Much like Rule 40’s blackout period for Olympic athletes, 40 See supra note 22 and accompanying text. California’s Fair Pay to Play Act’s “no conflicts” provision does not entirely eliminate the ability of athletes to profit from the use of their name, image, and likeness. 41 See Cal. Educ. Code § 67456(e)(1) (2020) (effective Jan. 1, 2023) (“A student ath­lete shall not enter into a contract providing compensation to the athlete for use of the athlete’s name, image, or likeness if a provision of the contract is in conflict with a provision of the athlete’s team contract.”). Athletes can still license their images for use in video games, which was the subject of the lawsuit filed by former UCLA basketball star Ed O’Bannon, 42 See supra note 16 and accompanying text. or appear in commercials and advertisements for car deal­erships and other businesses. They can also be represented by an agent or attorney in such work. Moreover, the Act does not prohibit endorsements that complement, rather than conflict with, existing apparel contracts. For example, consistent with Under Armour’s deal with UCLA, it could choose to engage a student-athlete to personally endorse a product or create his or her own signature version of it. Apparel brands could even seek to cut colleges and universities out of the equation entirely and sign deals directly with a few of the school’s most famous athletes, but the schools could cir­cumvent that by signing team contracts with rival brands, even if it meant lowering the prices from their current high values.

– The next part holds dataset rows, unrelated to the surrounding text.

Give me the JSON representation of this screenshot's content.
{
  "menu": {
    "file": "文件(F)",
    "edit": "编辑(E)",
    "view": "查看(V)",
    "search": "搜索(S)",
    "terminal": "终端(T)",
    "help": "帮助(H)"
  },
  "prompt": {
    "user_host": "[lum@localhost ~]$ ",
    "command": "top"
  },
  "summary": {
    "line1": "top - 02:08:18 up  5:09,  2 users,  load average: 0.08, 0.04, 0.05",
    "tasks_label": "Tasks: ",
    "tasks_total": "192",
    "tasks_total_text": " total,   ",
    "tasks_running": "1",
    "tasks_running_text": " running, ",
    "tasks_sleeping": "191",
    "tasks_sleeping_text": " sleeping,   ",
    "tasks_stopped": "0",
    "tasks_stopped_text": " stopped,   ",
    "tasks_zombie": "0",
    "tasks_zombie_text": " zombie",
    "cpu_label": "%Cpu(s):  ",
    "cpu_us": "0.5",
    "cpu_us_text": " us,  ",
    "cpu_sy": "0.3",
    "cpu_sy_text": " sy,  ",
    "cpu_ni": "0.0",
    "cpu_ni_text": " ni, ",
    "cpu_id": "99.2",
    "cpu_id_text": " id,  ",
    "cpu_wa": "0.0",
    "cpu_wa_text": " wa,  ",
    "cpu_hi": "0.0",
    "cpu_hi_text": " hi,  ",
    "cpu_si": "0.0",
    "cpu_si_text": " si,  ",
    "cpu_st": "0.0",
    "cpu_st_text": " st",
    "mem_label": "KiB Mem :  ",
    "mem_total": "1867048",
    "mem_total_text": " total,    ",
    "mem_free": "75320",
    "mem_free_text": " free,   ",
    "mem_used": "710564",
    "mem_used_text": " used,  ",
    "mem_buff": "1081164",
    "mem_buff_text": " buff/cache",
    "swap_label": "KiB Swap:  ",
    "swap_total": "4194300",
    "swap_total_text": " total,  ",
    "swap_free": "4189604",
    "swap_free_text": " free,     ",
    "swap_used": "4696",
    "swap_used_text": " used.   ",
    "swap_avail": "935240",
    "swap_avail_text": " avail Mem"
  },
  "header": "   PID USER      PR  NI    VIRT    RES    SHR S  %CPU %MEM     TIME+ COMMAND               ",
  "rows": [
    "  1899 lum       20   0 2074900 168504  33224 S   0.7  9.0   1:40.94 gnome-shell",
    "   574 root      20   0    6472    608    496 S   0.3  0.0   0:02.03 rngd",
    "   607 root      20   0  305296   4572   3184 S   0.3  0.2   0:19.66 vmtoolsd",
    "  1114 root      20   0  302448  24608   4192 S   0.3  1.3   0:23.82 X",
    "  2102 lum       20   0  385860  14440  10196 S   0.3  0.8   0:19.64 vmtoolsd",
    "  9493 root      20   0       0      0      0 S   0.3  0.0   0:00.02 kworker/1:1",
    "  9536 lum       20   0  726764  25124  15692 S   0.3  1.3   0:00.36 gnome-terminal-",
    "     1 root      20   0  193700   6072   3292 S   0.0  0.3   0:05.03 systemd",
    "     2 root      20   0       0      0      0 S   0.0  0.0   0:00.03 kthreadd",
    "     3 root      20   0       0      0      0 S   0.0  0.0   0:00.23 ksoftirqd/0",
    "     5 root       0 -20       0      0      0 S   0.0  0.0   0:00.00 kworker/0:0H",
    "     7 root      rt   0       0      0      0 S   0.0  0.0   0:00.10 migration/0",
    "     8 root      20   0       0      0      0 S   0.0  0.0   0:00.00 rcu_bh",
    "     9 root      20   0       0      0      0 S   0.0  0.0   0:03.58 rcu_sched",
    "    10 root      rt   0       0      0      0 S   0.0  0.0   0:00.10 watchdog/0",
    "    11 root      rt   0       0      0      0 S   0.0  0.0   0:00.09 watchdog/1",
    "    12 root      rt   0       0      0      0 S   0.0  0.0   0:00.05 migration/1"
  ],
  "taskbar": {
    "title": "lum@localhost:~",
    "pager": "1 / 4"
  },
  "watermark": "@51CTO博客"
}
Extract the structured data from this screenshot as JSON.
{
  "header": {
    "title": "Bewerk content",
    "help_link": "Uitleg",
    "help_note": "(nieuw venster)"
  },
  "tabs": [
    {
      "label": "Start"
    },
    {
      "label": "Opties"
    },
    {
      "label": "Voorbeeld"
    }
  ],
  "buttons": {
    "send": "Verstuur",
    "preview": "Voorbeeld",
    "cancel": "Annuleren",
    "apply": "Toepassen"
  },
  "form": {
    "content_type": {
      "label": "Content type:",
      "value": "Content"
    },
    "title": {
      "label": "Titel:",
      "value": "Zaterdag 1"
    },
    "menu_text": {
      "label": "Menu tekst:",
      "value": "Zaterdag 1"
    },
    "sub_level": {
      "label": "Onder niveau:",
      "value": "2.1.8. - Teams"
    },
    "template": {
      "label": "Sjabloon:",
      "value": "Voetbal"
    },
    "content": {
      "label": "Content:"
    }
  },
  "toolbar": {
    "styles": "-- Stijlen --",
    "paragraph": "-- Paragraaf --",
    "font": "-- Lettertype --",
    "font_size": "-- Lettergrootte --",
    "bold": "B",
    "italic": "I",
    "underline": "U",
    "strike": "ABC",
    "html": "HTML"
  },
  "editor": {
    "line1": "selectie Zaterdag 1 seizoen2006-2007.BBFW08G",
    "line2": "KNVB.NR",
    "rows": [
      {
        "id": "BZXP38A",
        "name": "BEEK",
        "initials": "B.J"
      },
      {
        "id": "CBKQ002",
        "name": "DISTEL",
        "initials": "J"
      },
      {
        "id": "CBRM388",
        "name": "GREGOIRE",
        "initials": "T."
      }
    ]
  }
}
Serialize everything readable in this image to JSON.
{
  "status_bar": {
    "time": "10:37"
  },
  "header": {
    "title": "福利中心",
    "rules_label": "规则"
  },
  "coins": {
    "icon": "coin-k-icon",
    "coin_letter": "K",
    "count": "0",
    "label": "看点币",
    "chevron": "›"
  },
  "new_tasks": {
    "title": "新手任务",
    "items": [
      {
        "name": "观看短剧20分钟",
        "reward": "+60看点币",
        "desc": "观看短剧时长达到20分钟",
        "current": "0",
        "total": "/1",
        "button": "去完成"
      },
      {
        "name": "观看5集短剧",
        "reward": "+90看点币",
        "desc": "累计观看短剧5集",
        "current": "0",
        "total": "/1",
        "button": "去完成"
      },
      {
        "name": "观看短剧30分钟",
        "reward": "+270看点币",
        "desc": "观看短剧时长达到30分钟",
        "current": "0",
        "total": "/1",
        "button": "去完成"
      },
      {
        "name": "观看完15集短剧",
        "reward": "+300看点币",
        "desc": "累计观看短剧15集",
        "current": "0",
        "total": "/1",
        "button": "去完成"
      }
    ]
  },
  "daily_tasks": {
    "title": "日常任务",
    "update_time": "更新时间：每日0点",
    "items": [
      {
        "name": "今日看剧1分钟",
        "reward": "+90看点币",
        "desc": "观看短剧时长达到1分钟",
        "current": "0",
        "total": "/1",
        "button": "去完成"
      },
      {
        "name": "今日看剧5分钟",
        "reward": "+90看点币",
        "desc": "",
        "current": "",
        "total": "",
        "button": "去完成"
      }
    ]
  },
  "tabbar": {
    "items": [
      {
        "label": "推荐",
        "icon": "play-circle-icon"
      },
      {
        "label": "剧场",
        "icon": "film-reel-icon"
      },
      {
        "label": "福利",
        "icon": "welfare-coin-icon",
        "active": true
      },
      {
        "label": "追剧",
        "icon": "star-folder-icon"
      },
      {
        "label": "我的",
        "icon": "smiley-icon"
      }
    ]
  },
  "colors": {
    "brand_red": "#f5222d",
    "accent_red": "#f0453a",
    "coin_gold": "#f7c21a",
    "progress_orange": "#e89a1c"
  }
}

Although the Act broadens the ability of athletes to profit off their college fame, the “no conflicts” provision makes it unlikely that student-athletes will share much in the “gargantuan sums of money” the students generate for the school. 43 Sherman, supra note 10. Former UCLA basketball player Lonzo Ball’s Big Baller Brand illustrates this limitation. Formed just as Ball was entering college, the NCAA determined that the Big Baller Brand was a “family brand” and therefore did not jeopardize Ball’s eligibility as long as he did not appear in any promotional materials for the company. 44 Nick DePaula & Darren Rovell, Big Baller Brand Set to Deliver to Customers, Fulfilling LaVar’s Vision, ESPN (Nov. 24, 2017), []. Under the Fair Pay to Play Act, Ball could have appeared in Big Baller Brand promotional materials while playing basketball for UCLA. Under the “no conflicts” pro­vision, however, he could not have worn the shoes while he played or the apparel while he was participating in official off-court team activities such as traveling to and from competitions. Neither likely would have saved the Big Baller Brand from its current troubles, 45 Alaa Abdeldaiem, Big Baller Brand Co-Founder Alan Foster Countersues Lonzo, LaVar Ball, MSN (Oct. 2, 2019), []; Tania Ganguli & Richard Winton, Lonzo Ball’s Former Big Baller Brand Associate Is the Subject of an FBI Investigation, L.A. Times (April 24, 2019), ‌ (on file with the Columbia Law Review); Chelsea Howard, Lonzo Ball Says His Big Baller Brand Shoes Fell Apart Every Quarter, Sporting News (Sept. 5, 2019), (on file with the Columbia Law Review). but if they were permitted, they might make a similar start-up more willing to seek an endorsement from a student-athlete or to pay a higher price for that right. This is par­ticularly true in the case of a lower-profile athlete from a lower-profile family. Effectively, much like Rule 40, the “no conflicts” provision elimi­nates what might be the most common use of the new rights––to endorse the product by wearing it in the setting where the athlete is most likely to be seen by a potential consumer. Perhaps more importantly, given the amount of athletic department revenue at stake, it is hard to imagine an NCAA rule or Congressional legislation that would not offer similar pro­tection to team apparel contracts. 46 For example, Florida’s H.B. 251, which was introduced after California’s Fair Pay to Play Act, also includes a “no conflict” provision. H.B. 251, 2020 Leg., Reg. Sess. (Fla. 2020). Thus, even if the Fair Pay to Play Act is displaced by a national standard, it seems unlikely that student-athletes will receive the unfettered right to receive compensation for their name, im­age, or likeness that is currently enjoyed by non-athletes.